[Records contained in a dataset]
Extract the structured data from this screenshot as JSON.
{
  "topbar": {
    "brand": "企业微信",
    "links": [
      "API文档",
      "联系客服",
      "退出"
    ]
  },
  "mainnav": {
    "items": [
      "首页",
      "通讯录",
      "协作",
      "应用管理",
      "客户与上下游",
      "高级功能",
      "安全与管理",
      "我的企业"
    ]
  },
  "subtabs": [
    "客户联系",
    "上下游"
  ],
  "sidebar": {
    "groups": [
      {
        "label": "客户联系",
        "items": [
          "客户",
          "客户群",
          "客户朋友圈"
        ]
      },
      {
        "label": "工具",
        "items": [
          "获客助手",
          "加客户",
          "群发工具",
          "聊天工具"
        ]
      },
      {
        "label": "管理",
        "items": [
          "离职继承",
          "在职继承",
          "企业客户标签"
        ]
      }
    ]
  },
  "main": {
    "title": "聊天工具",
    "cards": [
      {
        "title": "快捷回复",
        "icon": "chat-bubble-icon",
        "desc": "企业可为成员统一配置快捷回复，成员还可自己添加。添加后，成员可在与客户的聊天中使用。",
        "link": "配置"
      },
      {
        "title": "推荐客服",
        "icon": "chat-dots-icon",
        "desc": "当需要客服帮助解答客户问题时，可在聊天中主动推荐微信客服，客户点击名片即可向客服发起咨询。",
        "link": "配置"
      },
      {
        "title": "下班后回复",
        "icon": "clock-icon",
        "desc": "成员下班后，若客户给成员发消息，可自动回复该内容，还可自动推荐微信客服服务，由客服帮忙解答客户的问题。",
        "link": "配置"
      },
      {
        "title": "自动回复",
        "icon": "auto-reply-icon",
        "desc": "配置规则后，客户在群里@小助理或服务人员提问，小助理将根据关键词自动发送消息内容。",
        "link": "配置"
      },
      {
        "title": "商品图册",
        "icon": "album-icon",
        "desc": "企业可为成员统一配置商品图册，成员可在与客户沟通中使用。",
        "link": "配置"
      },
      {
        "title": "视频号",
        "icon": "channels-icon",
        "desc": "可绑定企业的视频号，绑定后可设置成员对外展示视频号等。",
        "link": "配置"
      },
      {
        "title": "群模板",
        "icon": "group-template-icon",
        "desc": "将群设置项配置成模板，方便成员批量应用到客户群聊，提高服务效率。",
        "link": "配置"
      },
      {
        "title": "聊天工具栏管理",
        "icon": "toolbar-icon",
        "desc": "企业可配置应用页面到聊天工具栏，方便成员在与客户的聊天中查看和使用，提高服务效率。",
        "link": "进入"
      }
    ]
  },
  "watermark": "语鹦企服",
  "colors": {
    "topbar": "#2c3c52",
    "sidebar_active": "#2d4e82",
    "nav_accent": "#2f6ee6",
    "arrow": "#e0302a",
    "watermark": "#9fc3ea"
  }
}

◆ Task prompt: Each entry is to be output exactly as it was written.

◆ Answer to this problem:
Extract the structured data from this screenshot as JSON.
{
  "topbar": {
    "brand": "企业微信",
    "links": [
      "API文档",
      "联系客服",
      "退出"
    ]
  },
  "mainnav": {
    "items": [
      "首页",
      "通讯录",
      "协作",
      "应用管理",
      "客户与上下游",
      "高级功能",
      "安全与管理",
      "我的企业"
    ]
  },
  "subtabs": [
    "客户联系",
    "上下游"
  ],
  "sidebar": {
    "groups": [
      {
        "label": "客户联系",
        "items": [
          "客户",
          "客户群",
          "客户朋友圈"
        ]
      },
      {
        "label": "工具",
        "items": [
          "获客助手",
          "加客户",
          "群发工具",
          "聊天工具"
        ]
      },
      {
        "label": "管理",
        "items": [
          "离职继承",
          "在职继承",
          "企业客户标签"
        ]
      }
    ]
  },
  "main": {
    "title": "聊天工具",
    "cards": [
      {
        "title": "快捷回复",
        "icon": "chat-bubble-icon",
        "desc": "企业可为成员统一配置快捷回复，成员还可自己添加。添加后，成员可在与客户的聊天中使用。",
        "link": "配置"
      },
      {
        "title": "推荐客服",
        "icon": "chat-dots-icon",
        "desc": "当需要客服帮助解答客户问题时，可在聊天中主动推荐微信客服，客户点击名片即可向客服发起咨询。",
        "link": "配置"
      },
      {
        "title": "下班后回复",
        "icon": "clock-icon",
        "desc": "成员下班后，若客户给成员发消息，可自动回复该内容，还可自动推荐微信客服服务，由客服帮忙解答客户的问题。",
        "link": "配置"
      },
      {
        "title": "自动回复",
        "icon": "auto-reply-icon",
        "desc": "配置规则后，客户在群里@小助理或服务人员提问，小助理将根据关键词自动发送消息内容。",
        "link": "配置"
      },
      {
        "title": "商品图册",
        "icon": "album-icon",
        "desc": "企业可为成员统一配置商品图册，成员可在与客户沟通中使用。",
        "link": "配置"
      },
      {
        "title": "视频号",
        "icon": "channels-icon",
        "desc": "可绑定企业的视频号，绑定后可设置成员对外展示视频号等。",
        "link": "配置"
      },
      {
        "title": "群模板",
        "icon": "group-template-icon",
        "desc": "将群设置项配置成模板，方便成员批量应用到客户群聊，提高服务效率。",
        "link": "配置"
      },
      {
        "title": "聊天工具栏管理",
        "icon": "toolbar-icon",
        "desc": "企业可配置应用页面到聊天工具栏，方便成员在与客户的聊天中查看和使用，提高服务效率。",
        "link": "进入"
      }
    ]
  },
  "watermark": "语鹦企服",
  "colors": {
    "topbar": "#2c3c52",
    "sidebar_active": "#2d4e82",
    "nav_accent": "#2f6ee6",
    "arrow": "#e0302a",
    "watermark": "#9fc3ea"
  }
}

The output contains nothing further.